Segment Start: GIVEN DATA

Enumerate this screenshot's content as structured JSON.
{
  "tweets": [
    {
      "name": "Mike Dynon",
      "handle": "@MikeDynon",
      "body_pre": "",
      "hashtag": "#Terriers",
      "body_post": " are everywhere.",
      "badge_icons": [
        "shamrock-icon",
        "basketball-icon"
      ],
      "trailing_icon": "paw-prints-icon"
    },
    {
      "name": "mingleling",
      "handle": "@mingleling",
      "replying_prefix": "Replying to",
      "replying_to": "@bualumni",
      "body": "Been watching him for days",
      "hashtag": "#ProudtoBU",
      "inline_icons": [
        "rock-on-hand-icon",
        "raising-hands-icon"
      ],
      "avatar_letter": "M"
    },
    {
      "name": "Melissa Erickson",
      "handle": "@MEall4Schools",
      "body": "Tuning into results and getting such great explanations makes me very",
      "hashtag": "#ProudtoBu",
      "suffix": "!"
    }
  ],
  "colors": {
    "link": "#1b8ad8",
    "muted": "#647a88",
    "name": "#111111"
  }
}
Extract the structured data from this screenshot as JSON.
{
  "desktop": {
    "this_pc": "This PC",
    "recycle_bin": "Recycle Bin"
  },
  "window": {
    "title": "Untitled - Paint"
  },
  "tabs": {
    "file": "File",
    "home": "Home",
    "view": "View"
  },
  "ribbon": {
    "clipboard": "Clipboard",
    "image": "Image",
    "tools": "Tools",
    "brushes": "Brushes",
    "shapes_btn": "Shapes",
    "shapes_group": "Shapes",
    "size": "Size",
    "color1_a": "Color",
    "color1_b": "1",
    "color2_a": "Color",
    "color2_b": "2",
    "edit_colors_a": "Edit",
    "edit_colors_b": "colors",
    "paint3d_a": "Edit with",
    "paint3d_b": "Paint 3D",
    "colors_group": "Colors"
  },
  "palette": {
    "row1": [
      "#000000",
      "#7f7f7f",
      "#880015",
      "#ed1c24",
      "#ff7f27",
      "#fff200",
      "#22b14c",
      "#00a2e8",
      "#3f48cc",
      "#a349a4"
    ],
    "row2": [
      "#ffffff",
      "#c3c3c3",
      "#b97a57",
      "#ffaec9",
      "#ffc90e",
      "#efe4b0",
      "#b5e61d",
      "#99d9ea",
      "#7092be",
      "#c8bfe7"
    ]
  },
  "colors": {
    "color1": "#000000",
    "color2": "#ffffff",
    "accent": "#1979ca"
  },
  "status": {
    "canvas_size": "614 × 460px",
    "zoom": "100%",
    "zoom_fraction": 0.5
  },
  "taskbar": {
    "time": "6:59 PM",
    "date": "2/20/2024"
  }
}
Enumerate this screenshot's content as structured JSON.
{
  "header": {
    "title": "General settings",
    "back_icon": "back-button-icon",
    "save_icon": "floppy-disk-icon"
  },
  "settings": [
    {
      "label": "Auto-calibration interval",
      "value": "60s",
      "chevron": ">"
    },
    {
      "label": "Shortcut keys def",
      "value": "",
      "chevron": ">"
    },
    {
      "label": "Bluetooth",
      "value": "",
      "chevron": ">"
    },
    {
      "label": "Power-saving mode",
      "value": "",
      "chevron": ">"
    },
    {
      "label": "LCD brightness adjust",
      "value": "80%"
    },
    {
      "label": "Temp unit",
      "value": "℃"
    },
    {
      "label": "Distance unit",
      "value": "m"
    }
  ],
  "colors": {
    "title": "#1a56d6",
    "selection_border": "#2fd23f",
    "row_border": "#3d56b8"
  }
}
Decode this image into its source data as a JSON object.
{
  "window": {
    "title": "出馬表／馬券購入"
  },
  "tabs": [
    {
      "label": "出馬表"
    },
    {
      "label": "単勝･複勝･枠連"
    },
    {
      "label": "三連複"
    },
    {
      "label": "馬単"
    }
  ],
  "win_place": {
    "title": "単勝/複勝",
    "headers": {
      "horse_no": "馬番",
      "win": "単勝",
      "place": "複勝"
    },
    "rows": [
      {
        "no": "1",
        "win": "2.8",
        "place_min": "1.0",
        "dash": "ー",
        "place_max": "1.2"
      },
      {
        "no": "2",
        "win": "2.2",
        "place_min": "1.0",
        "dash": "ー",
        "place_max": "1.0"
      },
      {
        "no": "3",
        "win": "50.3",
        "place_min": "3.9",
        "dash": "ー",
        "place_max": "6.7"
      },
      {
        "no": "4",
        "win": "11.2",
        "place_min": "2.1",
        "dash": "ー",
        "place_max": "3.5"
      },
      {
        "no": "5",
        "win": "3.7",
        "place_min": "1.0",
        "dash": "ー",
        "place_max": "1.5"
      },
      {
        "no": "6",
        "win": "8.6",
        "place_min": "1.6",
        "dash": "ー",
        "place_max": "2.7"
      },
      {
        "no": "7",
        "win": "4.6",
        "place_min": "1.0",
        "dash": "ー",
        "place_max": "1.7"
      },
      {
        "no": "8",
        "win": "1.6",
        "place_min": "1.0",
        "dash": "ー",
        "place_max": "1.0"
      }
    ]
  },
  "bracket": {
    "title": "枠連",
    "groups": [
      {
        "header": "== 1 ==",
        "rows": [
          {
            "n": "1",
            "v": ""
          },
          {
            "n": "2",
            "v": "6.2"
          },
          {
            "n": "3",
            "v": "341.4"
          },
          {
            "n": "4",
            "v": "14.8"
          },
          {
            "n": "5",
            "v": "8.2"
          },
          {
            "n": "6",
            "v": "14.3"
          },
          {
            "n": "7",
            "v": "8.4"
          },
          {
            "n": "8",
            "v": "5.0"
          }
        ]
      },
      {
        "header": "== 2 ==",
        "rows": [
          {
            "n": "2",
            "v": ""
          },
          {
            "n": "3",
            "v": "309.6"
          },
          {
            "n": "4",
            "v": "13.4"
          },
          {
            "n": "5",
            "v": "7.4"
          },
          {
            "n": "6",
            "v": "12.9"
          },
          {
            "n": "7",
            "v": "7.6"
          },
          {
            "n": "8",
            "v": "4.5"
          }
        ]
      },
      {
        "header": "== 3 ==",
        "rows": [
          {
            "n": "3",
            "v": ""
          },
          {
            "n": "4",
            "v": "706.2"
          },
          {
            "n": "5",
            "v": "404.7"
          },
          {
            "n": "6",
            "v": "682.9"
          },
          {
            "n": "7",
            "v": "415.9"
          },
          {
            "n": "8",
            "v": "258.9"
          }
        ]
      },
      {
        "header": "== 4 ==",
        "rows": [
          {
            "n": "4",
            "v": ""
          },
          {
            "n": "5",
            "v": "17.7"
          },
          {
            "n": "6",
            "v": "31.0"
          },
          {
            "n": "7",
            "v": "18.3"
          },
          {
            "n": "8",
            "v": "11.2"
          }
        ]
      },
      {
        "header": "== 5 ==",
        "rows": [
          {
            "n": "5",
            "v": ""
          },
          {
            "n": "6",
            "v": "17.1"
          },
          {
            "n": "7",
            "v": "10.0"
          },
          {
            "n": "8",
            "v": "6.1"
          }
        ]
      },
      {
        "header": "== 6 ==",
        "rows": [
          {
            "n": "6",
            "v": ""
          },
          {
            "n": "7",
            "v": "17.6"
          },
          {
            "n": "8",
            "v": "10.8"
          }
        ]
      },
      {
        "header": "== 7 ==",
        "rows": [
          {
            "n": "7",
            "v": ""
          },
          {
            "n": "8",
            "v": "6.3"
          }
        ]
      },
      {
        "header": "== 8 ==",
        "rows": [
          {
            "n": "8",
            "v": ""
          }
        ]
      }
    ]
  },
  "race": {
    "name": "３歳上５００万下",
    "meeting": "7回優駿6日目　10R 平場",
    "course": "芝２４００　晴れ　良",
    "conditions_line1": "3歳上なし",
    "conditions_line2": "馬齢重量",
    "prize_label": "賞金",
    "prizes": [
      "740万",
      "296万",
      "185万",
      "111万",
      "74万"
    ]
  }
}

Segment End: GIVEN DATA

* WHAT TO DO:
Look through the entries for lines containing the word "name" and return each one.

* WRITTEN REPLY:
      "name": "Mike Dynon",
      "name": "mingleling",
      "name": "Melissa Erickson",
    "name": "#111111"
    "name": "３歳上５００万下",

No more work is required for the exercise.